Senator Susan Collins (R-ME) is an interesting politician. She will be running again in 2020 in a tougher race than she has experienced in quite some time. The senator’s stance tends to be as a moderate Republican, but the actuality is often much different.
Wednesday, Collins said that she was going to vote against one of Donald Trump’s most controversial court nominees, Steven Menashi. She said, according to The Huffington Post:
‘I intend to oppose his nomination.’
Menashi had been nominated as Trump’s choice for a lifetime seat on the U.S. Court of Appeals in the 2nd Circuit. The White House legal aide would be serving for a long term in all likelihood, because he was just 40 years old.
Collins recently spoke to an activist with the progressive groups Center for Popular Democracy Action and Demand Justice. She talked to the activist when they met in a Senate building hallway.
Clearly, her vote would not keep Menashi from his court position, so it would be a relatively safe vote for her to make and one that might win her more votes back home in Maine.
On the other hand, Collins has frequently hinted, indicated outright, or somehow given the voters she served the impression that she planned on voting as one of the few remaining moderate Republicans in the Senate. However at the last moment, Collins tends to vote with the GOP. Take her vote for Supreme Court Justice Brett Kavanaugh for example.
Meenashi has had a lengthy record of jeopardizing equality for a number of groups: women, LGBTQ, and communities of color. His written record has shown him comparing race data collection for university admissions to the German dictator Adolf Hitler.
In addition, he has besmirched women’s marches as “sexual assault” and revolted against Roe v. Wade as “radical abortion rights.” He has also furthered an “Islamophobic myth” claiming that General John Pershing executed Muslims in the Philippines with bullets dunked in pigs’ fat or blood, depending upon the teller.
Last month, protesters opposed Menashi’s Senate confirmation hearing. They shouted “Title IX is on the line.” When Menashi was legal counsel to Education Secretary Betsy DeVos, she ended up halting Title IX protections for universities’ sexual assault survivors from on-campus attacks.

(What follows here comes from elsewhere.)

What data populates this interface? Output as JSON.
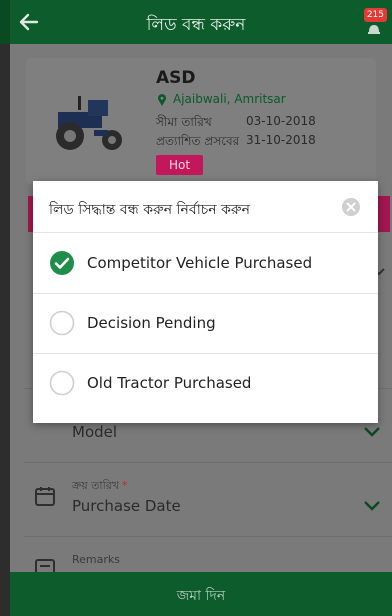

Menashi was not popular with his own state’s senators in New York. He also irritated both parties in his confirmation hearing when he refused to explain what tasks he was doing in the White House. He also avoided the senators’ questions about whether he was involved in the Trump Ukraine debacle. Menashi could have easily been involved, given that he has been a legal adviser for over a year.
The Senate Judiciary Committee will vote on his nomination next month. If they pass him, the vote will go to the Senate floor.
Another senator, John Kennedy (R-LA) indicated that he might also vote against Menashi when the Judiciary Committee takes it Wednesday vote. His vote there would carry more weight.
The Mueller Report Adventures: In Bite-Sizes on this Facebook page. These quick, two-minute reads interpret the report in normal English for busy people. Mueller Bite-Sizes uncovers what is essentially a compelling spy mystery. Interestingly enough, Mueller Bite-Sizes can be read in any order.